Blepharospasm can also involve the levator palpebrae superioris. This muscle arises from the inferior surface of the sphenoid bone. From this point, it diverges anteriorly to insert into the skin of the upper eyelid and the superior tarsal plate. The levator palpebrae elevates and retracts the upper eyelid. Other muscles that may also be affected in patients with blepharospasm are the corrugator, the procerus and the frontalis. The corrugator muscle originates at the inner orbit near the root of the nose and inserts into the skin of the forehead above the center of each eyebrow and pulls the eyebrows and skin from the center of each eyebrow to its inner corner medially and down. The procerus muscle originates in the fascia of the nasal bone and upper nasal cartilage, runs through the area of the root of the nose and fans upward to insert in the skin in the center of the forehead between the eyebrows. It acts to pull the skin of the center of the forehead down, forming transverse wrinkles in the glabella region and bridge of the nose. It usually acts together with corrugator or orbicularis oculi, or both. The frontalis muscle is a thin and quadrilateral muscle adherent to the superficial fascia. The frontalis muscle passes through and inserts into the bundles of the orbicularis oculi muscle on the superior border of the eyebrow at the middle and medial side of the upper eyelid. The frontalis muscle intermixes with the bundle of the orbicularis oculi muscle.
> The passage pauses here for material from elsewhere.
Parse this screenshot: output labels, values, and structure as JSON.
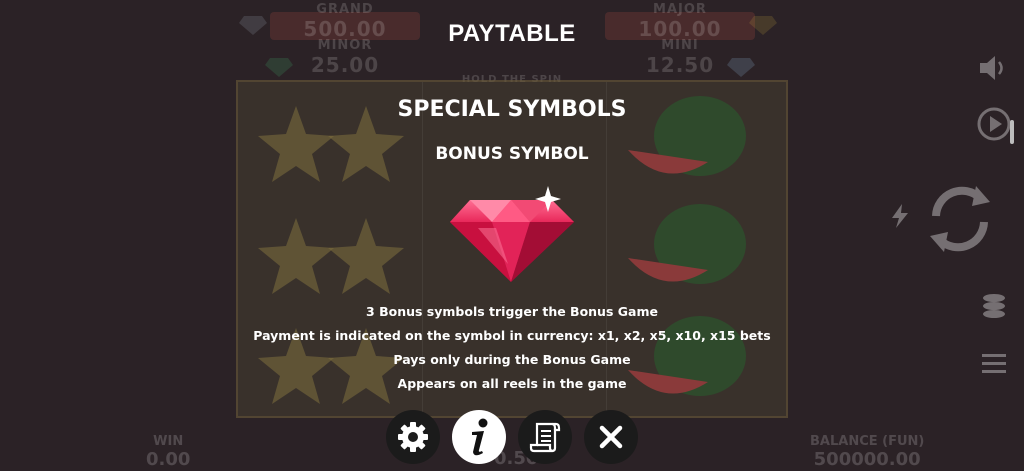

Botulinum neurotoxin treatment: techniques and results
In 1989 the US Food and Drug Administration approved botulinum neurotoxin serotype A (BoNT-A; formulation onabotulinumtoxinA [Botox, Allergan, Irvine, CA, USA]) as a therapeutic agent in patients with blepharospasm, and the European approval followed in 1994. Other formats of BoNT-A (abobotulinumtoxinA [Dysport, Ipsen, Paris, France] or incobotulinumtoxinA [Xeomin, Merz, Frankfurt, Germany]) were also shown to be effective and were subsequently approved worldwide (Truong et al., 2008). Treatment of blepharospasm with BoNT-A is usually straightforward and easy. Four injections are usually given in the orbital or preseptal portion of the orbicularis oculi muscle, but the number of injections in the orbicularis oculi can be increased to include the lateral canthus. The BoNT-A can also be injected into the pretarsal portion of the orbicularis oculi (Fig. 8.3) (Albanese et al., 1996; Cakmur et al., 2002). In most patients, pretarsal BoNT-A treatment achieves a significantly higher response rate and longer-lasting maximum response. Injection into the pretarsal part is more painful but produces fewer side effects. Injected into the pretarsal portion of the orbicularis oculi muscle is now considered by several authors the best method for treating involuntary eyelid closure caused by contractions of this muscle and for treating apraxia of eyelid opening (Ward et al., 2006). Different formulations of BoNT-A, such as abobotulinumtoxinA, incobotulinumtoxinA, have similar results, provided that approximate dose ratios of 1:4 (onabotulinumtoxinA: abobotulinumtoxinA) and 1:1 (onabotulinumtoxinA:incobotulinumtoxinA) are utilized. (The use of formal ratios is discouraged.) The total dose of BoNT-A injected per session ranges from 25 to 50 U onabotulinumtoxinA/incobotulinumtoxinA or 100 to 240 U abobotulinumtoxinA. In rare and selected patients with severe blepharospasm refractory to standard treatment regimens, increasing the dose of BoNT-A up to 100 U onabotulinumtoxinA (or equivalent doses) per session may be helpful. The mean treatment interval is around 3–4 months and appears strikingly stable in most patients. In individuals with severe blepharospasm involving other nearby facial muscles, the corrugator, procerus and frontalis can also be injected in addition to orbicularis oculi. The recommended doses are 2.5–5.0 U onabotulinumtoxinA/incobotulinumtoxinA or 10–15 U abobotulinumtoxinA for corrugators; 2.5–5 U onabotulinumtoxinA/incobotulinumtoxinA or 5–7.5 U abobotulinumtoxinA for the procerus muscle; and 15 U onabotulinumtoxinA/incobotulinumtoxinA or 40 U abobotulinumtoxinA for the frontalis muscle.
Fig. 8.3 Injection points in patient with blepharospasm. X, onabotulinumtoxinA 5 U/abobotulinumtoxinA 20 U; 0, onabotulinumtoxinA 2.5 U/abobotulinumtoxinA 10 U.